On September 10th, the Donor Council of the Critical Ecosystem Partnership Fund (CEPF) approved the conservation strategy known as an “ecosystem profile” for the Mediterranean Basin Biodiversity hotspot. This is the final step towards launching CEPF’s US$ 10 million investment in the region.
This process started in December 2008 following a preliminary meeting hosted by Tour du Valat in France. The meeting was attended by a small group of organizations that have been engaged in research and conservation activities in the region, and they concluded that a team spearheaded by Doğa Derneği, the Turkish Nature Association, comprising eleven core organizations including Conservation International, BirdLife International and its partners in the region, IUCN and Plantlife International, should work collectively to develop the profile.
The Mediterranean Basin is the second largest biodiversity hotspot in the world and the largest of the world’s five Mediterranean-climate regions. The hotspot covers more than 2 million square kilometers and stretches west to east from Portugal to Jordan and north to south from northern Italy to Cape Verde. The Mediterranean Basin is the third richest hotspot in the world in terms of its plant diversity with approximately 30,000 plant species. These represent 10 percent of the world’s flora despite the fact that only 5 percent of the natural habitat remains. The hotspot contains more than 13,000 species that are found nowhere else. Many more are being discovered every year.

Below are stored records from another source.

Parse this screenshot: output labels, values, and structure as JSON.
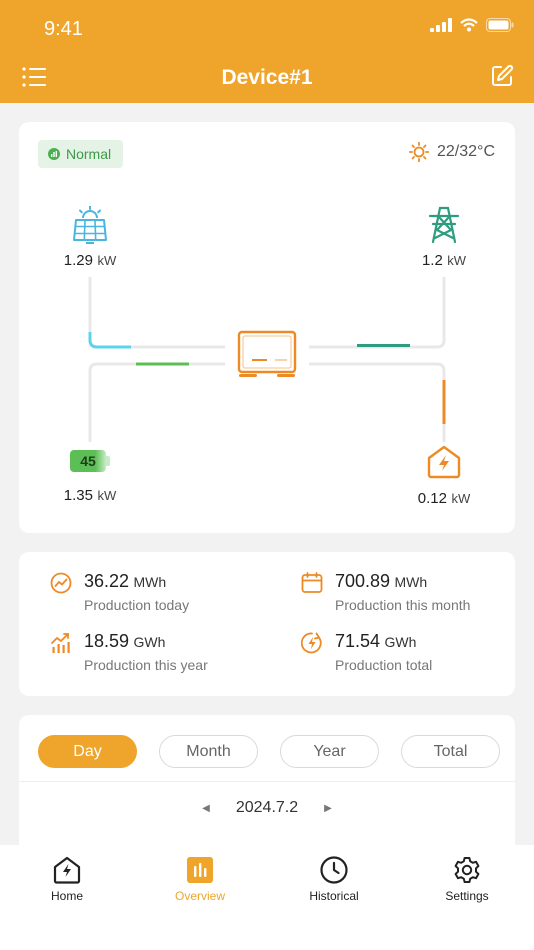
{
  "status_bar": {
    "time": "9:41"
  },
  "header": {
    "title": "Device#1",
    "menu_icon": "list-icon",
    "edit_icon": "edit-icon"
  },
  "flow": {
    "status_badge": "Normal",
    "weather": {
      "icon": "sun-icon",
      "temperature": "22/32°C"
    },
    "solar": {
      "value": "1.29",
      "unit": "kW",
      "icon": "solar-panel-icon",
      "color": "#4ab6e0"
    },
    "grid": {
      "value": "1.2",
      "unit": "kW",
      "icon": "power-tower-icon",
      "color": "#2e9c80"
    },
    "battery": {
      "level": "45",
      "value": "1.35",
      "unit": "kW",
      "icon": "battery-icon",
      "color": "#5cbf55"
    },
    "home": {
      "value": "0.12",
      "unit": "kW",
      "icon": "home-power-icon",
      "color": "#ee8a25"
    },
    "inverter": {
      "icon": "inverter-icon",
      "color": "#ee8a25"
    }
  },
  "production": {
    "today": {
      "value": "36.22",
      "unit": "MWh",
      "label": "Production today",
      "icon": "trend-icon"
    },
    "month": {
      "value": "700.89",
      "unit": "MWh",
      "label": "Production this month",
      "icon": "calendar-icon"
    },
    "year": {
      "value": "18.59",
      "unit": "GWh",
      "label": "Production this year",
      "icon": "bar-trend-icon"
    },
    "total": {
      "value": "71.54",
      "unit": "GWh",
      "label": "Production total",
      "icon": "bolt-circle-icon"
    }
  },
  "period_tabs": {
    "day": "Day",
    "month": "Month",
    "year": "Year",
    "total": "Total",
    "selected": "Day"
  },
  "date_selector": {
    "date": "2024.7.2"
  },
  "tabbar": {
    "home": "Home",
    "overview": "Overview",
    "historical": "Historical",
    "settings": "Settings",
    "active": "Overview",
    "accent": "#efa52b"
  }
}
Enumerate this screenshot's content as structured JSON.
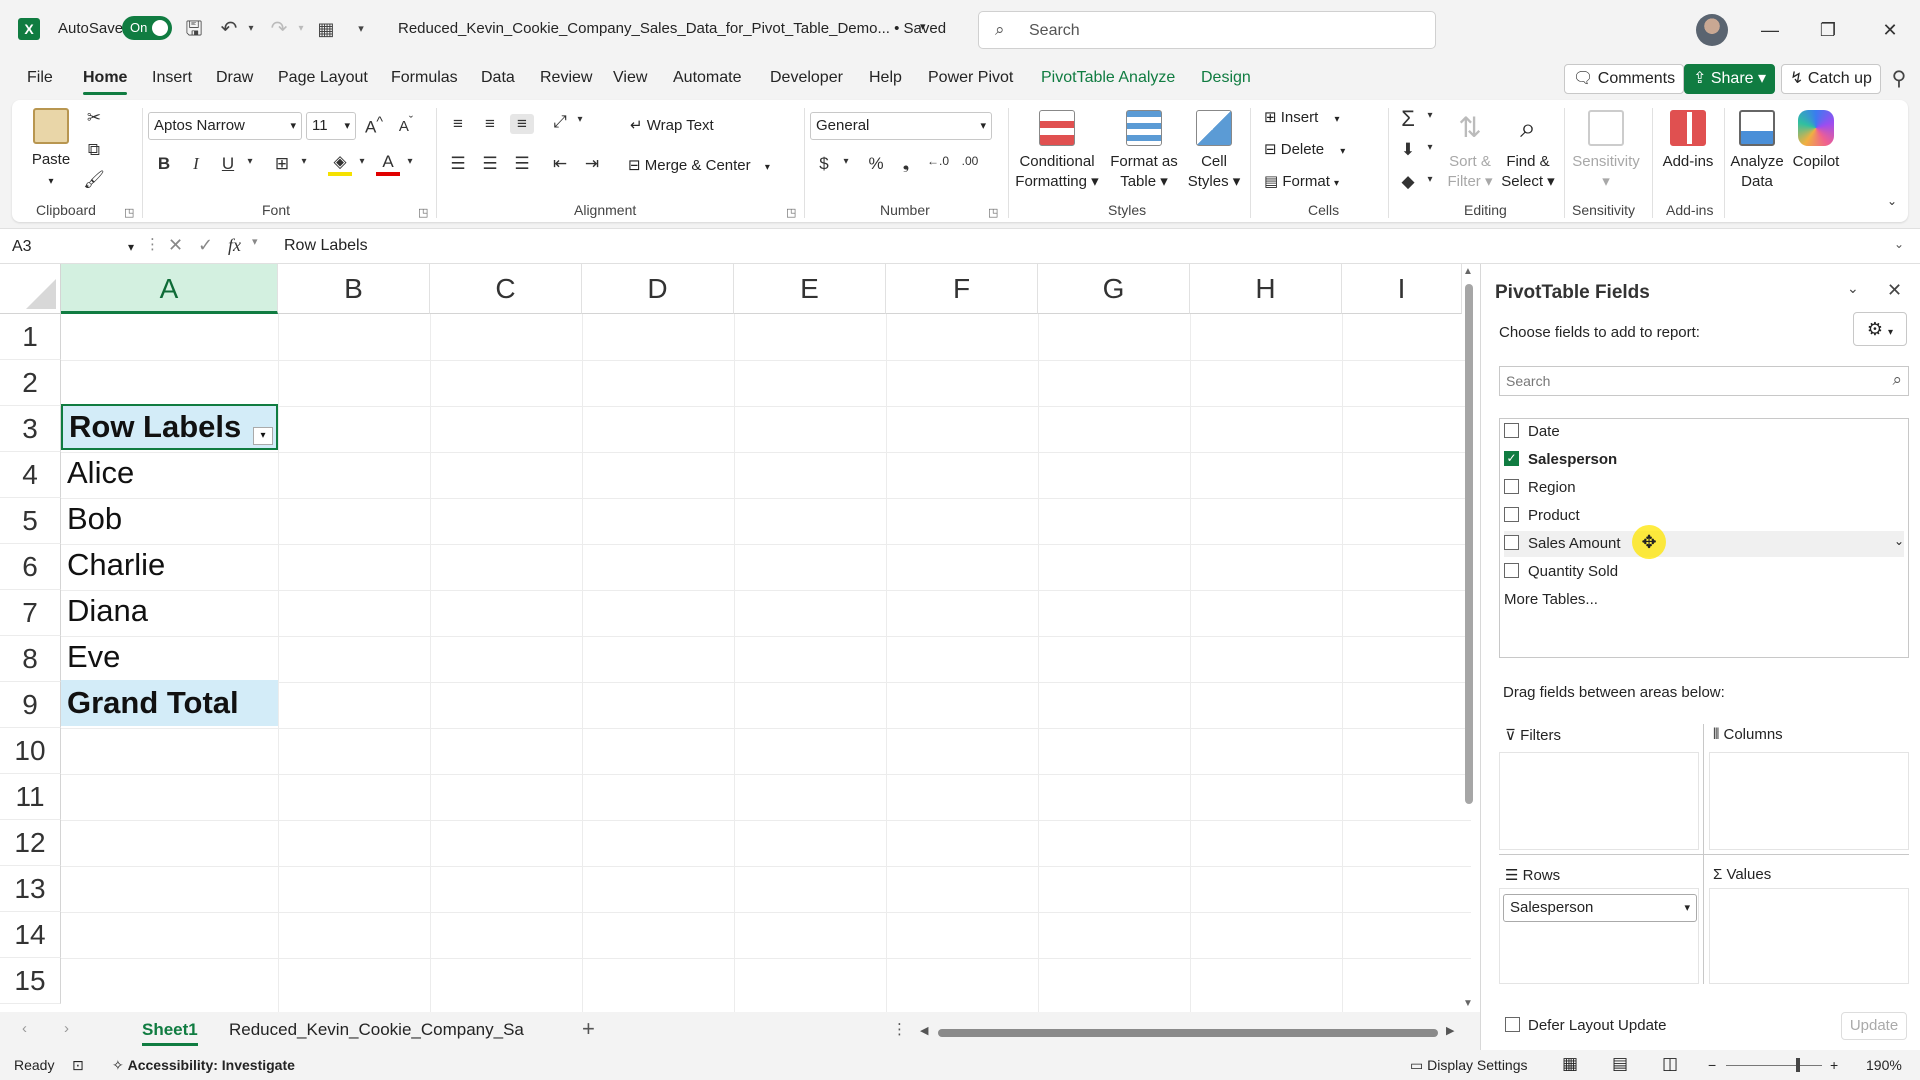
{
  "titlebar": {
    "autosave_label": "AutoSave",
    "autosave_state": "On",
    "filename": "Reduced_Kevin_Cookie_Company_Sales_Data_for_Pivot_Table_Demo... • Saved",
    "search_placeholder": "Search",
    "logo_letter": "X"
  },
  "tabs": [
    "File",
    "Home",
    "Insert",
    "Draw",
    "Page Layout",
    "Formulas",
    "Data",
    "Review",
    "View",
    "Automate",
    "Developer",
    "Help",
    "Power Pivot",
    "PivotTable Analyze",
    "Design"
  ],
  "active_tab": "Home",
  "header_buttons": {
    "comments": "Comments",
    "share": "Share",
    "catchup": "Catch up"
  },
  "ribbon": {
    "clipboard": {
      "paste": "Paste",
      "label": "Clipboard"
    },
    "font": {
      "name": "Aptos Narrow",
      "size": "11",
      "label": "Font",
      "bold": "B",
      "italic": "I",
      "underline": "U"
    },
    "alignment": {
      "wrap": "Wrap Text",
      "merge": "Merge & Center",
      "label": "Alignment"
    },
    "number": {
      "format": "General",
      "label": "Number"
    },
    "styles": {
      "conditional": "Conditional Formatting",
      "format_table": "Format as Table",
      "cell_styles": "Cell Styles",
      "label": "Styles"
    },
    "cells": {
      "insert": "Insert",
      "delete": "Delete",
      "format": "Format",
      "label": "Cells"
    },
    "editing": {
      "sort": "Sort & Filter",
      "find": "Find & Select",
      "label": "Editing"
    },
    "sensitivity": {
      "btn": "Sensitivity",
      "label": "Sensitivity"
    },
    "addins": {
      "btn": "Add-ins",
      "label": "Add-ins"
    },
    "analyze": {
      "btn": "Analyze Data"
    },
    "copilot": {
      "btn": "Copilot"
    }
  },
  "formula_bar": {
    "name_box": "A3",
    "value": "Row Labels"
  },
  "grid": {
    "columns": [
      "A",
      "B",
      "C",
      "D",
      "E",
      "F",
      "G",
      "H",
      "I"
    ],
    "rows": [
      "1",
      "2",
      "3",
      "4",
      "5",
      "6",
      "7",
      "8",
      "9",
      "10",
      "11",
      "12",
      "13",
      "14",
      "15"
    ],
    "cells": {
      "a3": "Row Labels",
      "a4": "Alice",
      "a5": "Bob",
      "a6": "Charlie",
      "a7": "Diana",
      "a8": "Eve",
      "a9": "Grand Total"
    }
  },
  "sheets": [
    "Sheet1",
    "Reduced_Kevin_Cookie_Company_Sa"
  ],
  "statusbar": {
    "ready": "Ready",
    "accessibility": "Accessibility: Investigate",
    "display": "Display Settings",
    "zoom": "190%"
  },
  "pivot": {
    "title": "PivotTable Fields",
    "choose": "Choose fields to add to report:",
    "search_placeholder": "Search",
    "fields": [
      {
        "label": "Date",
        "checked": false
      },
      {
        "label": "Salesperson",
        "checked": true
      },
      {
        "label": "Region",
        "checked": false
      },
      {
        "label": "Product",
        "checked": false
      },
      {
        "label": "Sales Amount",
        "checked": false
      },
      {
        "label": "Quantity Sold",
        "checked": false
      }
    ],
    "more_tables": "More Tables...",
    "drag_label": "Drag fields between areas below:",
    "areas": {
      "filters": "Filters",
      "columns": "Columns",
      "rows": "Rows",
      "values": "Values"
    },
    "rows_field": "Salesperson",
    "defer": "Defer Layout Update",
    "update": "Update"
  },
  "colors": {
    "accent": "#107c41",
    "pivot_fill": "#d3ecf8"
  }
}
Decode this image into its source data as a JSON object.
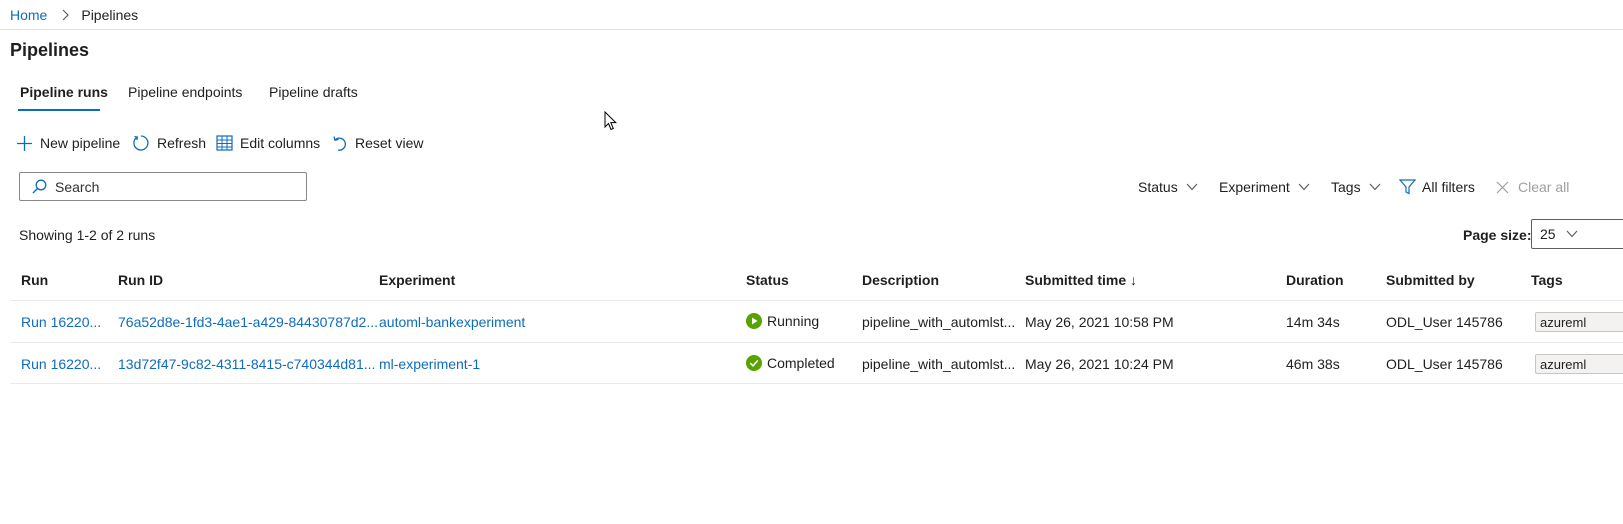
{
  "breadcrumb": {
    "home": "Home",
    "current": "Pipelines"
  },
  "page": {
    "title": "Pipelines"
  },
  "tabs": [
    {
      "label": "Pipeline runs",
      "active": true
    },
    {
      "label": "Pipeline endpoints",
      "active": false
    },
    {
      "label": "Pipeline drafts",
      "active": false
    }
  ],
  "toolbar": {
    "new_pipeline": "New pipeline",
    "refresh": "Refresh",
    "edit_columns": "Edit columns",
    "reset_view": "Reset view"
  },
  "search": {
    "placeholder": "Search",
    "value": ""
  },
  "filters": {
    "status": "Status",
    "experiment": "Experiment",
    "tags": "Tags",
    "all_filters": "All filters",
    "clear_all": "Clear all"
  },
  "summary": {
    "showing": "Showing 1-2 of 2 runs"
  },
  "page_size": {
    "label": "Page size:",
    "value": "25"
  },
  "table": {
    "columns": [
      "Run",
      "Run ID",
      "Experiment",
      "Status",
      "Description",
      "Submitted time ↓",
      "Duration",
      "Submitted by",
      "Tags"
    ],
    "rows": [
      {
        "run": "Run 16220...",
        "run_id": "76a52d8e-1fd3-4ae1-a429-84430787d2...",
        "experiment": "automl-bankexperiment",
        "status": "Running",
        "description": "pipeline_with_automlst...",
        "submitted_time": "May 26, 2021 10:58 PM",
        "duration": "14m 34s",
        "submitted_by": "ODL_User 145786",
        "tag": "azureml"
      },
      {
        "run": "Run 16220...",
        "run_id": "13d72f47-9c82-4311-8415-c740344d81...",
        "experiment": "ml-experiment-1",
        "status": "Completed",
        "description": "pipeline_with_automlst...",
        "submitted_time": "May 26, 2021 10:24 PM",
        "duration": "46m 38s",
        "submitted_by": "ODL_User 145786",
        "tag": "azureml"
      }
    ]
  },
  "colors": {
    "accent": "#0f6cbd",
    "status_green": "#57a300",
    "text": "#201f1e"
  }
}
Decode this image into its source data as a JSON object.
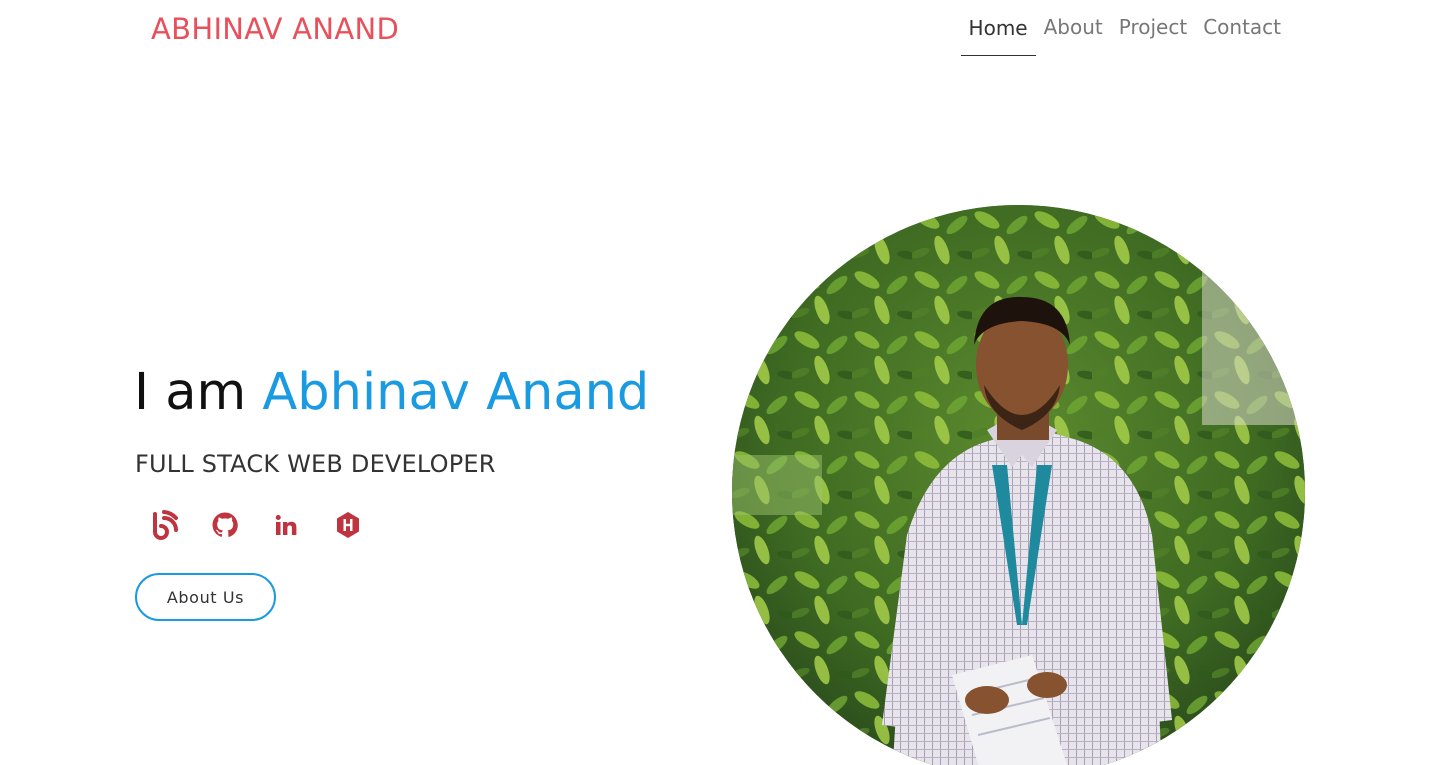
{
  "header": {
    "brand": "ABHINAV ANAND",
    "nav": [
      {
        "label": "Home",
        "active": true
      },
      {
        "label": "About",
        "active": false
      },
      {
        "label": "Project",
        "active": false
      },
      {
        "label": "Contact",
        "active": false
      }
    ]
  },
  "hero": {
    "title_prefix": "I am ",
    "title_name": "Abhinav Anand",
    "subtitle": "FULL STACK WEB DEVELOPER",
    "button_label": "About Us",
    "social_icons": [
      "blog-icon",
      "github-icon",
      "linkedin-icon",
      "hackerrank-icon"
    ]
  },
  "colors": {
    "brand": "#e8505b",
    "accent": "#1a9ae0",
    "icon": "#c0343f"
  }
}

Given the exceptionally large size and complexity of the region, and the enormity of the task to prepare the ecosystem profile, CEPF was extremely fortunate to receive the generous financial and technical support of the Prince Albert II of Monaco Foundation and MAVA Fondation pour la Nature. Also, l’Agence Française de Développement (AFD) provided additional financial support for the plant assessment carried out by Plantlife International, IUCN and WWF International.
The Mediterranean is a thirsty region and effective, sustainable management of the limited freshwater resources is vital for the long-term, especially in the face of the specter that is climate change. There are many drivers that compound this situation however, one stands head and shoulders above the rest -- tourism, the world’s largest industry.
As a result of the combined rich cultural and exceptional natural beauty the Mediterranean Basin is the most visited region in the world, receiving over 220 million tourists a year, which is 32 percent of the world’s tourists, all of whom want to unplug, relax and enjoy themselves, as suits them best. Meeting the demand for luxury accommodations, cruise ships and providing freshwater for resorts and golf courses has already placed a massive strain on the freshwater systems. Yet tourism and associated industries may well hold the key to improving the current situation.
The focus of CEPF’s investment is on sustainable use of freshwater resources and sound coastal zone developments especially in six priority corridors including:
- Southwest Balkans;
- Mountains, Plateaus and Wetlands of Algerian Tell and Tunisia;
- Atlas Mountains;
- Taurus Mountains;
- Cyrenaican Peninsula; and
- Orontes Valley and Lebanon Mountains.
As the crucible of civilization, the Mediterranean Basin Hotspot is a historic, cultural and biological wonder of the world. CEPF will provide a source of funding that is designed to reach civil society in a way that complements funding from government agencies and other donors and inspires innovative conservation activities. The development of this comprehensive ecosystem profile and the CEPF investment strategy was made possible by extensive consultation with stakeholders. It marks an important point in conservation of the region.
Through this process, for the first time, there has been an attempt to assess threats throughout the Mediterranean Basin and to develop a regional strategy to address these—a critical step toward ensuring the future vitality of this natural treasure. It also provides a new opportunity for donors to deliver coordinated support to conservation groups working in the region.